== EXERCISE INPUTS

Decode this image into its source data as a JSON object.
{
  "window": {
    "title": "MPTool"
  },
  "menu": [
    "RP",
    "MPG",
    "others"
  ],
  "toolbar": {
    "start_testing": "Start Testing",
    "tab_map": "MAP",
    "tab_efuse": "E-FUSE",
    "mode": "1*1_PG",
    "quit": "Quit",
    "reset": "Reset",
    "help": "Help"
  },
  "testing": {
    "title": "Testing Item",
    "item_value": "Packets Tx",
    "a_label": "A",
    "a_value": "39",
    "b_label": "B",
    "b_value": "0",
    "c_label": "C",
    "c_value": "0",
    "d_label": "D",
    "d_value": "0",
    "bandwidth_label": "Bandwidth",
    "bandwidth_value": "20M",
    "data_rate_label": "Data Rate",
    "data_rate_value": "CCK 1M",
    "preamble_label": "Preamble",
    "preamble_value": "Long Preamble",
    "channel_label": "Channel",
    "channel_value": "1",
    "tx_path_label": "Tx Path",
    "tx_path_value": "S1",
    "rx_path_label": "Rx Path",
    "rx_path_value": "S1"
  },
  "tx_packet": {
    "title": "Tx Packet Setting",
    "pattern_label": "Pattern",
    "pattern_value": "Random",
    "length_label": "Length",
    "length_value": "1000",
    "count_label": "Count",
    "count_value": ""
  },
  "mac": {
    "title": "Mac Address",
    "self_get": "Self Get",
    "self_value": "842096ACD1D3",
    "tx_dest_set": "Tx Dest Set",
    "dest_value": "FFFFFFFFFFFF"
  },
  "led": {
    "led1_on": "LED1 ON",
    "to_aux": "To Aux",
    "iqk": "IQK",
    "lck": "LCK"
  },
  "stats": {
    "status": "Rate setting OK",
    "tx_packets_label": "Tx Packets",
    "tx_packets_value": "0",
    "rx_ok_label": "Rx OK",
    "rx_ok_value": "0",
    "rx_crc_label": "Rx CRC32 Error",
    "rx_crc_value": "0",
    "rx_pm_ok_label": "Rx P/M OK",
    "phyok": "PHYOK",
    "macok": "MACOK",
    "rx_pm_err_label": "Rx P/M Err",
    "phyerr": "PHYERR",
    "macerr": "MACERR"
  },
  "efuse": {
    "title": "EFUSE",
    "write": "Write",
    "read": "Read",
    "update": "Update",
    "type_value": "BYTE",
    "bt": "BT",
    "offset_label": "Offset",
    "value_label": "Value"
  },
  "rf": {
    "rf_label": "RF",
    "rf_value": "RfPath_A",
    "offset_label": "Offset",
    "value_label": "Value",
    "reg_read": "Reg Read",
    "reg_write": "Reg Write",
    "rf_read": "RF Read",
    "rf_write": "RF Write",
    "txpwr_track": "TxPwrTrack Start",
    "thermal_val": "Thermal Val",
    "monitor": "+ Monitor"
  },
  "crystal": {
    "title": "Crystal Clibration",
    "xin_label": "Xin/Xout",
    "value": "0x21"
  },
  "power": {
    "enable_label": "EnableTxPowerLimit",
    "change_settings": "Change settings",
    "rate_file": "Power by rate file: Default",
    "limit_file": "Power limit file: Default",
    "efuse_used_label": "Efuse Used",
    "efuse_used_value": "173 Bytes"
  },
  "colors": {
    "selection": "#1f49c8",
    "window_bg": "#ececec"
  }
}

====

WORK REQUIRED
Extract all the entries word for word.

WRITTEN ANSWER
Decode this image into its source data as a JSON object.
{
  "window": {
    "title": "MPTool"
  },
  "menu": [
    "RP",
    "MPG",
    "others"
  ],
  "toolbar": {
    "start_testing": "Start Testing",
    "tab_map": "MAP",
    "tab_efuse": "E-FUSE",
    "mode": "1*1_PG",
    "quit": "Quit",
    "reset": "Reset",
    "help": "Help"
  },
  "testing": {
    "title": "Testing Item",
    "item_value": "Packets Tx",
    "a_label": "A",
    "a_value": "39",
    "b_label": "B",
    "b_value": "0",
    "c_label": "C",
    "c_value": "0",
    "d_label": "D",
    "d_value": "0",
    "bandwidth_label": "Bandwidth",
    "bandwidth_value": "20M",
    "data_rate_label": "Data Rate",
    "data_rate_value": "CCK 1M",
    "preamble_label": "Preamble",
    "preamble_value": "Long Preamble",
    "channel_label": "Channel",
    "channel_value": "1",
    "tx_path_label": "Tx Path",
    "tx_path_value": "S1",
    "rx_path_label": "Rx Path",
    "rx_path_value": "S1"
  },
  "tx_packet": {
    "title": "Tx Packet Setting",
    "pattern_label": "Pattern",
    "pattern_value": "Random",
    "length_label": "Length",
    "length_value": "1000",
    "count_label": "Count",
    "count_value": ""
  },
  "mac": {
    "title": "Mac Address",
    "self_get": "Self Get",
    "self_value": "842096ACD1D3",
    "tx_dest_set": "Tx Dest Set",
    "dest_value": "FFFFFFFFFFFF"
  },
  "led": {
    "led1_on": "LED1 ON",
    "to_aux": "To Aux",
    "iqk": "IQK",
    "lck": "LCK"
  },
  "stats": {
    "status": "Rate setting OK",
    "tx_packets_label": "Tx Packets",
    "tx_packets_value": "0",
    "rx_ok_label": "Rx OK",
    "rx_ok_value": "0",
    "rx_crc_label": "Rx CRC32 Error",
    "rx_crc_value": "0",
    "rx_pm_ok_label": "Rx P/M OK",
    "phyok": "PHYOK",
    "macok": "MACOK",
    "rx_pm_err_label": "Rx P/M Err",
    "phyerr": "PHYERR",
    "macerr": "MACERR"
  },
  "efuse": {
    "title": "EFUSE",
    "write": "Write",
    "read": "Read",
    "update": "Update",
    "type_value": "BYTE",
    "bt": "BT",
    "offset_label": "Offset",
    "value_label": "Value"
  },
  "rf": {
    "rf_label": "RF",
    "rf_value": "RfPath_A",
    "offset_label": "Offset",
    "value_label": "Value",
    "reg_read": "Reg Read",
    "reg_write": "Reg Write",
    "rf_read": "RF Read",
    "rf_write": "RF Write",
    "txpwr_track": "TxPwrTrack Start",
    "thermal_val": "Thermal Val",
    "monitor": "+ Monitor"
  },
  "crystal": {
    "title": "Crystal Clibration",
    "xin_label": "Xin/Xout",
    "value": "0x21"
  },
  "power": {
    "enable_label": "EnableTxPowerLimit",
    "change_settings": "Change settings",
    "rate_file": "Power by rate file: Default",
    "limit_file": "Power limit file: Default",
    "efuse_used_label": "Efuse Used",
    "efuse_used_value": "173 Bytes"
  },
  "colors": {
    "selection": "#1f49c8",
    "window_bg": "#ececec"
  }
}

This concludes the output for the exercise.